A Mayo Clinic physician and two other pediatric experts say that parental perceptions pose a major barrier to acceptance of human papillomavirus (HPV) vaccination — and that many of those perceptions are wrong. Their comments are published in the September issue of Expert Review of Clinical Immunology, in an editorial on why HPV vaccination rates remain poor.
“The greatest misperception of parents is that the HPV vaccine isn’t needed,” says Mayo Clinic’s Robert Jacobson, M.D., lead author of the editorial. “Not only is that wrong, it’s a dangerous idea to be spreading around. Recent figures show that at least 12,000 unvaccinated women develop cervical cancer from HPV every year.” Other incorrect perceptions: The HPV vaccines are not safe, and they are given to children when they are too young.
Journalists: Sound bites with Dr. Jacobson and b-roll are available in the downloads. To read the full news release click here.
What physicians should do:
Overcoming these parental perceptions will take more than what physicians are doing now, the authors say. Traditional attempts to provide information are not enough. Clinicians must engage parents in conversations to learn what the parents’ concerns are, share with the parents how the clinicians have learned what they know, summarize the science addressing the parental concerns, and passionately communicate their recommendations based on that engagement, their professional standing, and the science.

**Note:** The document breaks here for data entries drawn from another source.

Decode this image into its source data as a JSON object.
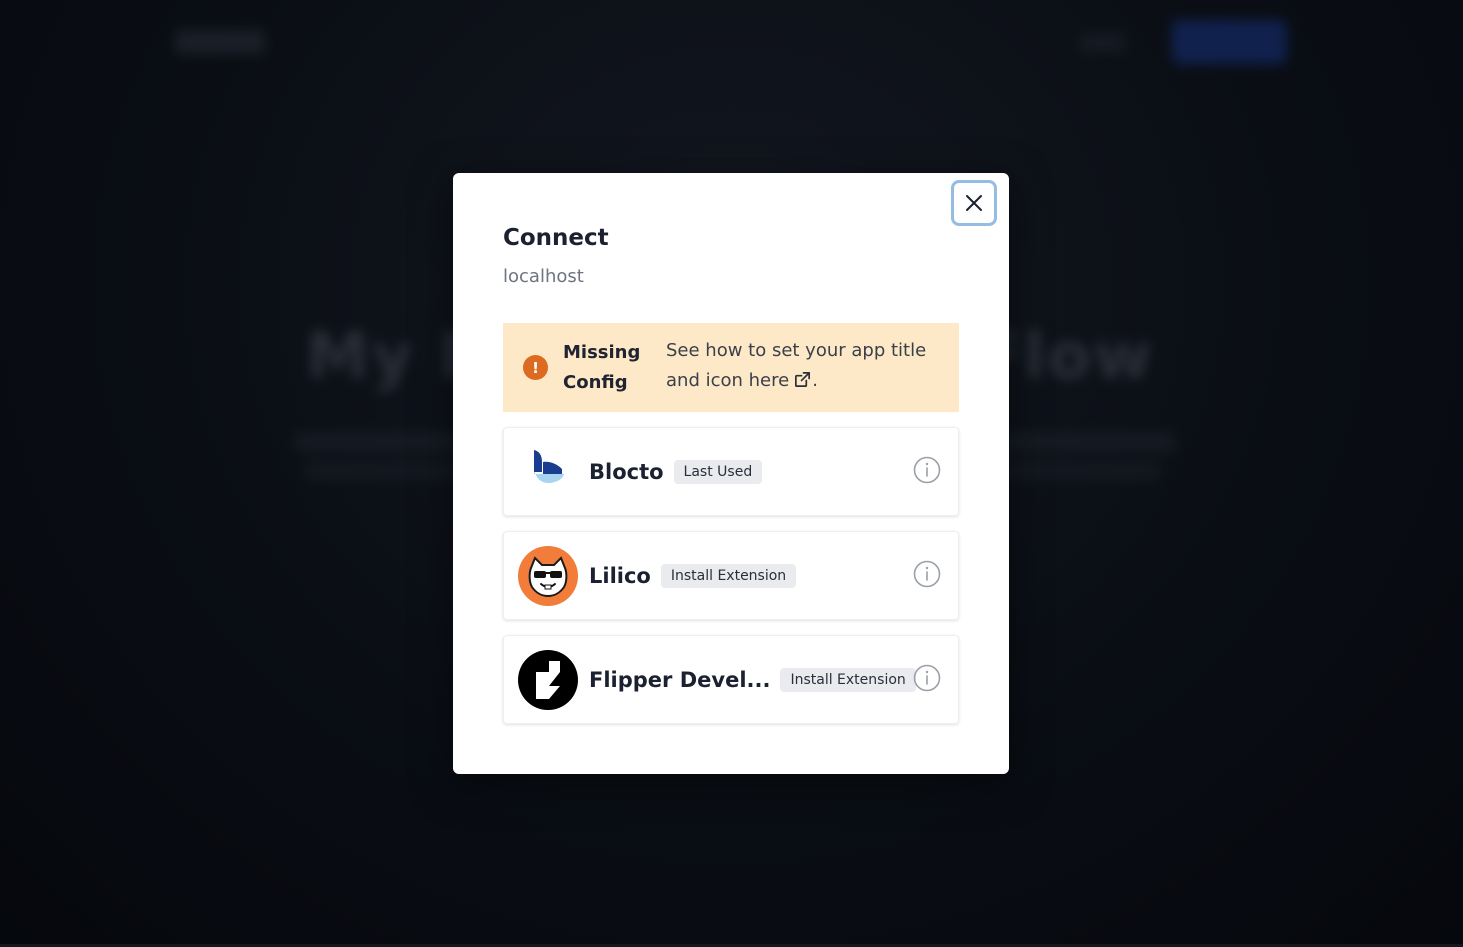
{
  "background": {
    "hero_title": "My First Dapp on Flow"
  },
  "modal": {
    "title": "Connect",
    "subtitle": "localhost",
    "notice": {
      "icon": "exclamation-icon",
      "title": "Missing Config",
      "text": "See how to set your app title and icon here",
      "suffix": ".",
      "link_icon": "external-link-icon",
      "color": "#fde9c7",
      "icon_color": "#dd6a21"
    },
    "close_icon": "close-icon",
    "wallets": [
      {
        "name": "Blocto",
        "badge": "Last Used",
        "logo": "blocto-logo"
      },
      {
        "name": "Lilico",
        "badge": "Install Extension",
        "logo": "lilico-logo"
      },
      {
        "name": "Flipper Devel...",
        "badge": "Install Extension",
        "logo": "flipper-logo"
      }
    ]
  },
  "colors": {
    "accent_focus": "#95bde4",
    "lilico_orange": "#f27d3a",
    "blocto_dark": "#1b3d8f",
    "blocto_light": "#a8d4f2"
  }
}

Clinicians will also need to find ways to reach out to the parents of adolescents outside of the exam room because many of their patients that age rarely make visits to the office. Social media may very well play an important role in the future of HPV vaccination programs.